Compared with pretreatment (within-group comparisons), the high- (40 mg) and low-dose corticosteroid (20 mg) groups both showed improvement in pain, disability, and AROM, while the placebo group showed no difference. Importantly, this study showed no significant inter-group differences between the high- and low-dose corticosteroid groups. Because a higher dose may increase the incidence of local and general complications, a lower dose is indicated at the initial treatment stage.
The article is "Comparison of High- and Low-Dose Corticosteroid in Subacromial Injection for Periarticular Shoulder Disorder: A Randomized, Triple-Blind, Placebo-Controlled Trial" by Ji Yeon Hong, MD, Seung-Hyun Yoon, MD, PhD, Do Jun Moon, MD, Kyu-Sung Kwack, MD, PhD, Bohyun Joen, MD, and Hyun Young Lee, MS. It will appear in the Archives of Physical Medicine and Rehabilitation, Volume 92, Issue 12 (December 2011), published by Elsevier. doi:10.1016/j.apmr.2011.06.033.
Shannon Magee | EurekAlert!
Routing gene therapy directly into the brain
07.12.2017 | Boston Children's Hospital
New Hope for Cancer Therapies: Targeted Monitoring may help Improve Tumor Treatment
01.12.2017 | Berliner Institut für Gesundheitsforschung / Berlin Institute of Health (BIH)
MPQ scientists achieve long storage times for photonic quantum bits which break the lower bound for direct teleportation in a global quantum network.
Concerning the development of quantum memories for the realization of global quantum networks, scientists of the Quantum Dynamics Division led by Professor...
Researchers have developed a water cloaking concept based on electromagnetic forces that could eliminate an object's wake, greatly reducing its drag while...
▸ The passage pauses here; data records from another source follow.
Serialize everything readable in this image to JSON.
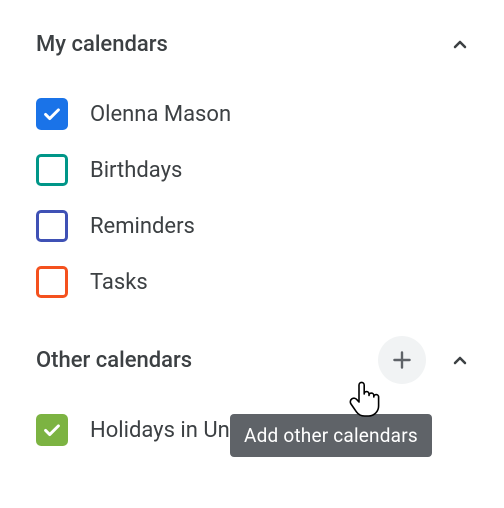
{
  "sections": {
    "my": {
      "title": "My calendars",
      "items": [
        {
          "label": "Olenna Mason",
          "color": "#1a73e8",
          "checked": true
        },
        {
          "label": "Birthdays",
          "color": "#009688",
          "checked": false
        },
        {
          "label": "Reminders",
          "color": "#3f51b5",
          "checked": false
        },
        {
          "label": "Tasks",
          "color": "#f4511e",
          "checked": false
        }
      ]
    },
    "other": {
      "title": "Other calendars",
      "items": [
        {
          "label": "Holidays in United States",
          "color": "#7cb342",
          "checked": true
        }
      ]
    }
  },
  "tooltip": "Add other calendars"
}
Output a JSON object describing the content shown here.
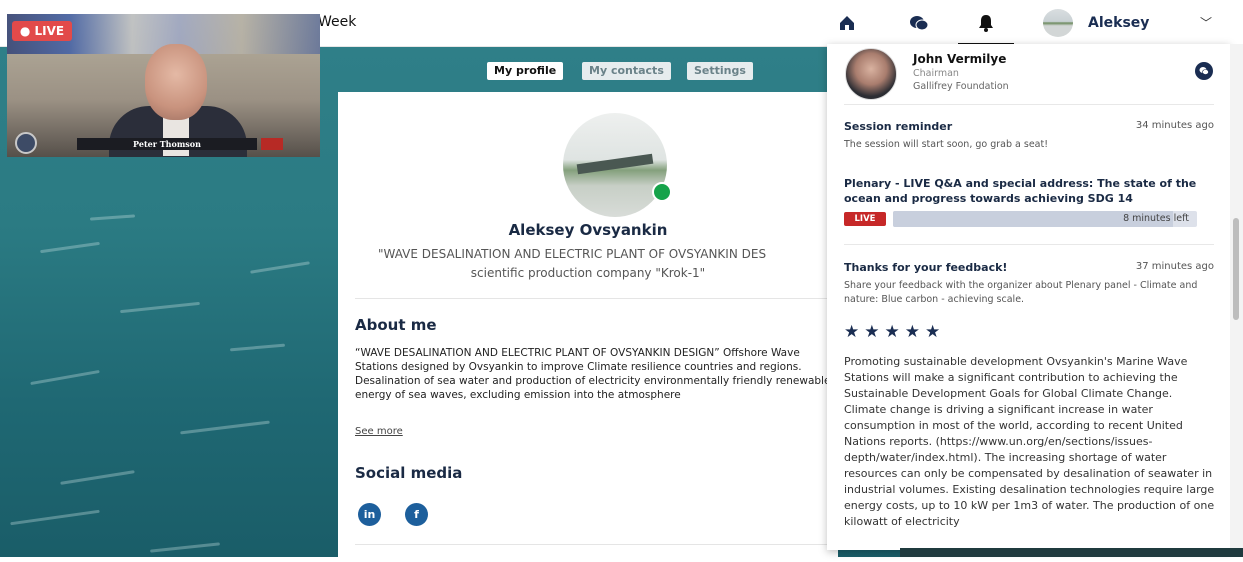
{
  "header": {
    "brand_text": "Week",
    "nav": [
      {
        "icon": "home-icon"
      },
      {
        "icon": "chat-icon"
      },
      {
        "icon": "bell-icon",
        "active": true
      }
    ],
    "user_name": "Aleksey",
    "chevron": "﹀"
  },
  "video": {
    "live_label": "● LIVE",
    "speaker_name": "Peter Thomson"
  },
  "tabs": [
    "My profile",
    "My contacts",
    "Settings"
  ],
  "profile": {
    "name": "Aleksey Ovsyankin",
    "title": "\"WAVE DESALINATION AND ELECTRIC PLANT OF OVSYANKIN DES",
    "company": "scientific production company \"Krok-1\"",
    "about_heading": "About me",
    "about_text": "“WAVE DESALINATION AND ELECTRIC PLANT OF OVSYANKIN DESIGN” Offshore Wave Stations designed by Ovsyankin to improve Climate resilience countries and regions. Desalination of sea water and production of electricity environmentally friendly renewable energy of sea waves, excluding emission into the atmosphere",
    "see_more": "See more",
    "social_heading": "Social media",
    "social": [
      {
        "label": "in",
        "icon": "linkedin-icon"
      },
      {
        "label": "f",
        "icon": "facebook-icon"
      }
    ]
  },
  "notifications": {
    "contact": {
      "name": "John Vermilye",
      "role": "Chairman",
      "org": "Gallifrey Foundation"
    },
    "reminder": {
      "title": "Session reminder",
      "time": "34 minutes ago",
      "body": "The session will start soon, go grab a seat!",
      "session_title": "Plenary - LIVE Q&A and special address: The state of the ocean and progress towards achieving SDG 14",
      "live_tag": "LIVE",
      "time_left": "8 minutes left",
      "progress_fraction": 0.92
    },
    "feedback": {
      "title": "Thanks for your feedback!",
      "time": "37 minutes ago",
      "body": "Share your feedback with the organizer about Plenary panel - Climate and nature: Blue carbon - achieving scale.",
      "stars": "★★★★★",
      "rating": 5,
      "text": "Promoting sustainable development Ovsyankin's Marine Wave Stations will make a significant contribution to achieving the Sustainable Development Goals for Global Climate Change. Climate change is driving a significant increase in water consumption in most of the world, according to recent United Nations reports. (https://www.un.org/en/sections/issues-depth/water/index.html). The increasing shortage of water resources can only be compensated by desalination of seawater in industrial volumes. Existing desalination technologies require large energy costs, up to 10 kW per 1m3 of water. The production of one kilowatt of electricity"
    }
  },
  "colors": {
    "navy": "#1a2d52",
    "live_red": "#e24a4a",
    "online_green": "#16a34a",
    "ocean": "#2b7b83"
  }
}
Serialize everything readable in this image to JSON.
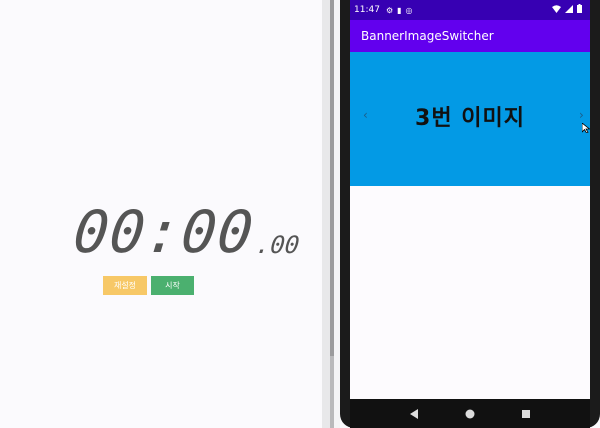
{
  "stopwatch": {
    "time_main": "00:00",
    "time_ms": ".00",
    "reset_label": "재설정",
    "start_label": "시작"
  },
  "phone": {
    "status_bar": {
      "time": "11:47"
    },
    "app_bar": {
      "title": "BannerImageSwitcher"
    },
    "banner": {
      "text": "3번 이미지",
      "background": "#039ae5",
      "prev_arrow": "‹",
      "next_arrow": "›"
    },
    "nav_bar": {
      "icons": [
        "back-icon",
        "home-icon",
        "recents-icon"
      ]
    }
  },
  "colors": {
    "status_bar": "#3700b3",
    "app_bar": "#6200ee",
    "reset_button": "#f7c867",
    "start_button": "#4bb06f"
  }
}
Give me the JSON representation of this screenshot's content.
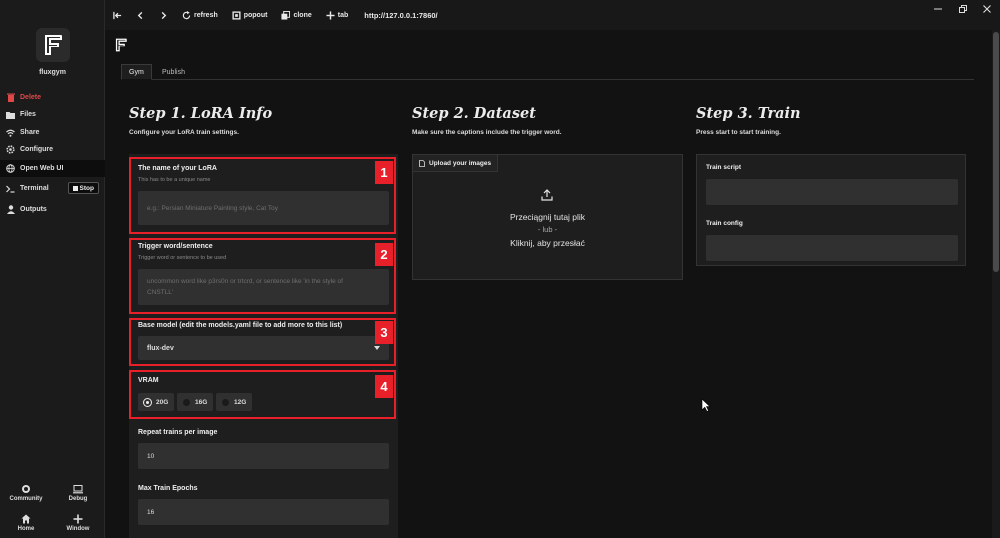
{
  "sidebar": {
    "app_name": "fluxgym",
    "items": [
      {
        "label": "Delete",
        "icon": "trash-icon"
      },
      {
        "label": "Files",
        "icon": "folder-icon"
      },
      {
        "label": "Share",
        "icon": "wifi-icon"
      },
      {
        "label": "Configure",
        "icon": "gear-icon"
      },
      {
        "label": "Open Web UI",
        "icon": "globe-icon"
      },
      {
        "label": "Terminal",
        "icon": "terminal-icon"
      },
      {
        "label": "Outputs",
        "icon": "user-icon"
      }
    ],
    "stop_label": "Stop",
    "bottom": [
      {
        "label": "Community",
        "icon": "community-icon"
      },
      {
        "label": "Debug",
        "icon": "monitor-icon"
      },
      {
        "label": "Home",
        "icon": "home-icon"
      },
      {
        "label": "Window",
        "icon": "plus-icon"
      }
    ]
  },
  "toolbar": {
    "refresh_label": "refresh",
    "popout_label": "popout",
    "clone_label": "clone",
    "tab_label": "tab",
    "url": "http://127.0.0.1:7860/"
  },
  "tabs": [
    {
      "label": "Gym",
      "active": true
    },
    {
      "label": "Publish",
      "active": false
    }
  ],
  "step1": {
    "title": "Step 1. LoRA Info",
    "subtitle": "Configure your LoRA train settings.",
    "lora_name": {
      "label": "The name of your LoRA",
      "hint": "This has to be a unique name",
      "placeholder": "e.g.: Persian Miniature Painting style, Cat Toy"
    },
    "trigger": {
      "label": "Trigger word/sentence",
      "hint": "Trigger word or sentence to be used",
      "placeholder_line1": "uncommon word like p3rs0n or trtcrd, or sentence like 'in the style of",
      "placeholder_line2": "CNSTLL'"
    },
    "base_model": {
      "label": "Base model (edit the models.yaml file to add more to this list)",
      "value": "flux-dev"
    },
    "vram": {
      "label": "VRAM",
      "options": [
        "20G",
        "16G",
        "12G"
      ],
      "selected": "20G"
    },
    "repeat": {
      "label": "Repeat trains per image",
      "value": "10"
    },
    "epochs": {
      "label": "Max Train Epochs",
      "value": "16"
    }
  },
  "step2": {
    "title": "Step 2. Dataset",
    "subtitle": "Make sure the captions include the trigger word.",
    "upload_tab": "Upload your images",
    "drop_line1": "Przeciągnij tutaj plik",
    "drop_line2": "- lub -",
    "drop_line3": "Kliknij, aby przesłać"
  },
  "step3": {
    "title": "Step 3. Train",
    "subtitle": "Press start to start training.",
    "script_label": "Train script",
    "config_label": "Train config"
  },
  "annotations": [
    "1",
    "2",
    "3",
    "4"
  ],
  "colors": {
    "highlight": "#e8202a",
    "background": "#121212",
    "panel": "#1e1e1e",
    "field": "#303030",
    "danger": "#e04848"
  }
}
Tiny pores at a cell's entryway act as miniature bouncers, letting in some electrically charged atoms--ions--but blocking others. Operating as exquisitely sensitive filters, these "ion channels" play a critical role in biological functions such as muscle contraction and the firing of brain cells.
To rapidly transport the right ions through the cell membrane, the tiny channels rely on a complex interplay between the ions and surrounding molecules,...
The miniaturization of the current technology of storage media is hindered by fundamental limits of quantum mechanics. A new approach consists in using so-called spin-crossover molecules as the smallest possible storage unit. Similar to normal hard drives, these special molecules can save information via their magnetic state. A research team from Kiel University has now managed to successfully place a new class of spin-crossover molecules onto a surface and to improve the molecule’s storage capacity. The storage density of conventional hard drives could therefore theoretically be increased by more than one hundred fold. The study has been published in the scientific journal Nano Letters.
Over the past few years, the building blocks of storage media have gotten ever smaller. But further miniaturization of the current technology is hindered by...
With innovative experiments, researchers at the Helmholtz-Zentrums Geesthacht and the Technical University Hamburg unravel why tiny metallic structures are extremely strong
Light-weight and simultaneously strong – porous metallic nanomaterials promise interesting applications as, for instance, for future aeroplanes with enhanced...
11.12.2017 | Event News
08.12.2017 | Event News
07.12.2017 | Event News
12.12.2017 | Physics and Astronomy
12.12.2017 | Earth Sciences
12.12.2017 | Power and Electrical Engineering